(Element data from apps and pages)

::::

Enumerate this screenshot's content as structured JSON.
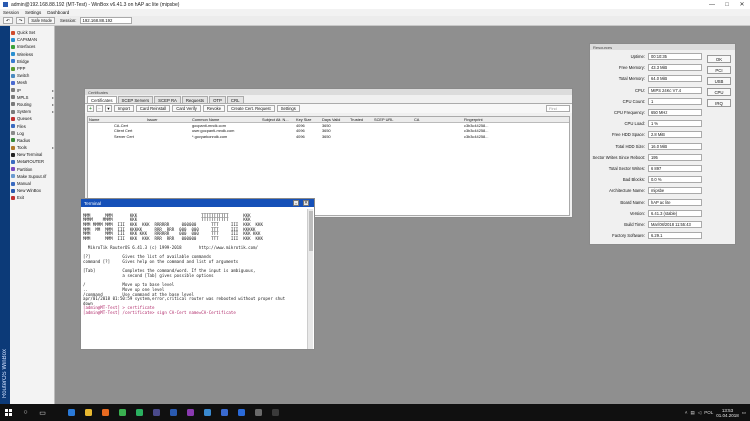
{
  "window": {
    "title": "admin@192.168.88.192 (MT-Test) - WinBox v6.41.3 on hAP ac lite (mipsbe)",
    "controls": [
      "—",
      "□",
      "✕"
    ]
  },
  "menu": [
    "Session",
    "Settings",
    "Dashboard"
  ],
  "toolbar": {
    "undo_icon": "undo-icon",
    "redo_icon": "redo-icon",
    "safe_mode_label": "Safe Mode",
    "session_label": "Session:",
    "session_value": "192.168.88.192"
  },
  "sidebar": {
    "brand": "RouterOS WinBox",
    "items": [
      {
        "label": "Quick Set",
        "color": "#d04a2a",
        "arrow": false
      },
      {
        "label": "CAPsMAN",
        "color": "#2a8fd0",
        "arrow": false
      },
      {
        "label": "Interfaces",
        "color": "#3aa33a",
        "arrow": false
      },
      {
        "label": "Wireless",
        "color": "#2a8fd0",
        "arrow": false
      },
      {
        "label": "Bridge",
        "color": "#3a7ad0",
        "arrow": false
      },
      {
        "label": "PPP",
        "color": "#5a9a30",
        "arrow": false
      },
      {
        "label": "Switch",
        "color": "#4a8ac0",
        "arrow": false
      },
      {
        "label": "Mesh",
        "color": "#4a6ad0",
        "arrow": false
      },
      {
        "label": "IP",
        "color": "#7a7a7a",
        "arrow": true
      },
      {
        "label": "MPLS",
        "color": "#7a7a7a",
        "arrow": true
      },
      {
        "label": "Routing",
        "color": "#7a7a7a",
        "arrow": true
      },
      {
        "label": "System",
        "color": "#7a7a7a",
        "arrow": true
      },
      {
        "label": "Queues",
        "color": "#c03030",
        "arrow": false
      },
      {
        "label": "Files",
        "color": "#3a6ac0",
        "arrow": false
      },
      {
        "label": "Log",
        "color": "#8a8a8a",
        "arrow": false
      },
      {
        "label": "Radius",
        "color": "#3a8a3a",
        "arrow": false
      },
      {
        "label": "Tools",
        "color": "#b07a2a",
        "arrow": true
      },
      {
        "label": "New Terminal",
        "color": "#222222",
        "arrow": false
      },
      {
        "label": "MetaROUTER",
        "color": "#3a6ac0",
        "arrow": false
      },
      {
        "label": "Partition",
        "color": "#7a4ac0",
        "arrow": false
      },
      {
        "label": "Make Supout.rif",
        "color": "#6a9ad0",
        "arrow": false
      },
      {
        "label": "Manual",
        "color": "#3a6ac0",
        "arrow": false
      },
      {
        "label": "New WinBox",
        "color": "#2a5ab0",
        "arrow": false
      },
      {
        "label": "Exit",
        "color": "#c03030",
        "arrow": false
      }
    ]
  },
  "certificates": {
    "title": "Certificates",
    "tabs": [
      "Certificates",
      "SCEP Servers",
      "SCEP RA",
      "Requests",
      "OTP",
      "CRL"
    ],
    "tool_icons": {
      "add": "+",
      "remove": "−",
      "filter": "▼"
    },
    "buttons": [
      "Import",
      "Card Reinstall",
      "Card Verify",
      "Revoke",
      "Create Cert. Request",
      "Settings"
    ],
    "find_placeholder": "Find",
    "columns": [
      "Name",
      "Issuer",
      "Common Name",
      "Subject Alt. N...",
      "Key Size",
      "Days Valid",
      "Trusted",
      "SCEP URL",
      "CA",
      "Fingerprint"
    ],
    "rows": [
      [
        "CA-Cert",
        "",
        "gocpanti-mndk.com",
        "",
        "4096",
        "3650",
        "",
        "",
        "",
        "c3b3c44258..."
      ],
      [
        "Client Cert",
        "",
        "user.gocpanti-mndk.com",
        "",
        "4096",
        "3650",
        "",
        "",
        "",
        "c3b3c44258..."
      ],
      [
        "Server Cert",
        "",
        "*.govyarkonndk.com",
        "",
        "4096",
        "3650",
        "",
        "",
        "",
        "c3b3c44258..."
      ]
    ]
  },
  "terminal": {
    "title": "Terminal",
    "lines": [
      "",
      "MMM      MMM       KKK                          TTTTTTTTTTT      KKK",
      "MMMM    MMMM       KKK                          TTTTTTTTTTT      KKK",
      "MMM MMMM MMM  III  KKK  KKK  RRRRRR     000000      TTT     III  KKK  KKK",
      "MMM  MM  MMM  III  KKKKK     RRR  RRR  000  000     TTT     III  KKKKK",
      "MMM      MMM  III  KKK KKK   RRRRRR    000  000     TTT     III  KKK KKK",
      "MMM      MMM  III  KKK  KKK  RRR  RRR   000000      TTT     III  KKK  KKK",
      "",
      "  MikroTik RouterOS 6.41.3 (c) 1999-2018       http://www.mikrotik.com/",
      "",
      "[?]             Gives the list of available commands",
      "command [?]     Gives help on the command and list of arguments",
      "",
      "[Tab]           Completes the command/word. If the input is ambiguous,",
      "                a second [Tab] gives possible options",
      "",
      "/               Move up to base level",
      "..              Move up one level",
      "/command        Use command at the base level",
      "apr/01/2018 01:50:59 system,error,critical router was rebooted without proper shut",
      "down",
      "[admin@MT-Test] > certificate",
      "[admin@MT-Test] /certificate> sign CA-Cert name=CA-Certificate"
    ]
  },
  "resources": {
    "title": "Resources",
    "rows": [
      {
        "label": "Uptime:",
        "value": "00:10:35"
      },
      {
        "label": "Free Memory:",
        "value": "43.3 MiB"
      },
      {
        "label": "Total Memory:",
        "value": "64.0 MiB"
      },
      {
        "label": "CPU:",
        "value": "MIPS 24Kc V7.4"
      },
      {
        "label": "CPU Count:",
        "value": "1"
      },
      {
        "label": "CPU Frequency:",
        "value": "650 MHz"
      },
      {
        "label": "CPU Load:",
        "value": "1 %"
      },
      {
        "label": "Free HDD Space:",
        "value": "2.8 MiB"
      },
      {
        "label": "Total HDD Size:",
        "value": "16.0 MiB"
      },
      {
        "label": "Sector Writes Since Reboot:",
        "value": "195"
      },
      {
        "label": "Total Sector Writes:",
        "value": "6 897"
      },
      {
        "label": "Bad Blocks:",
        "value": "0.0 %"
      },
      {
        "label": "Architecture Name:",
        "value": "mipsbe"
      },
      {
        "label": "Board Name:",
        "value": "hAP ac lite"
      },
      {
        "label": "Version:",
        "value": "6.41.3 (stable)"
      },
      {
        "label": "Build Time:",
        "value": "Mar/08/2018 11:55:43"
      },
      {
        "label": "Factory Software:",
        "value": "6.29.1"
      }
    ],
    "buttons": [
      "OK",
      "PCI",
      "USB",
      "CPU",
      "IRQ"
    ]
  },
  "taskbar": {
    "start_icon": "windows-start-icon",
    "apps": [
      {
        "name": "search",
        "glyph": "○",
        "color": ""
      },
      {
        "name": "task-view",
        "glyph": "▭",
        "color": ""
      },
      {
        "name": "edge",
        "glyph": "",
        "color": "#2a7ad8"
      },
      {
        "name": "explorer",
        "glyph": "",
        "color": "#e8b830"
      },
      {
        "name": "firefox",
        "glyph": "",
        "color": "#e86a20"
      },
      {
        "name": "chrome",
        "glyph": "",
        "color": "#3ab050"
      },
      {
        "name": "spotify",
        "glyph": "",
        "color": "#2ab060"
      },
      {
        "name": "media",
        "glyph": "",
        "color": "#4a4a8a"
      },
      {
        "name": "winbox",
        "glyph": "",
        "color": "#2a5ab0"
      },
      {
        "name": "onenote",
        "glyph": "",
        "color": "#8a3ab0"
      },
      {
        "name": "photos",
        "glyph": "",
        "color": "#3a8ad0"
      },
      {
        "name": "store",
        "glyph": "",
        "color": "#3a6ad0"
      },
      {
        "name": "mail",
        "glyph": "",
        "color": "#2a6ad8"
      },
      {
        "name": "app",
        "glyph": "",
        "color": "#6a6a6a"
      },
      {
        "name": "terminal",
        "glyph": "",
        "color": "#3a3a3a"
      }
    ],
    "lang": "POL",
    "time": "13:53",
    "date": "01.04.2018"
  }
}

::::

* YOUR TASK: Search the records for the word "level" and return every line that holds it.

* EXERCISE RESULT:
      "/               Move up to base level",
      "..              Move up one level",
      "/command        Use command at the base level",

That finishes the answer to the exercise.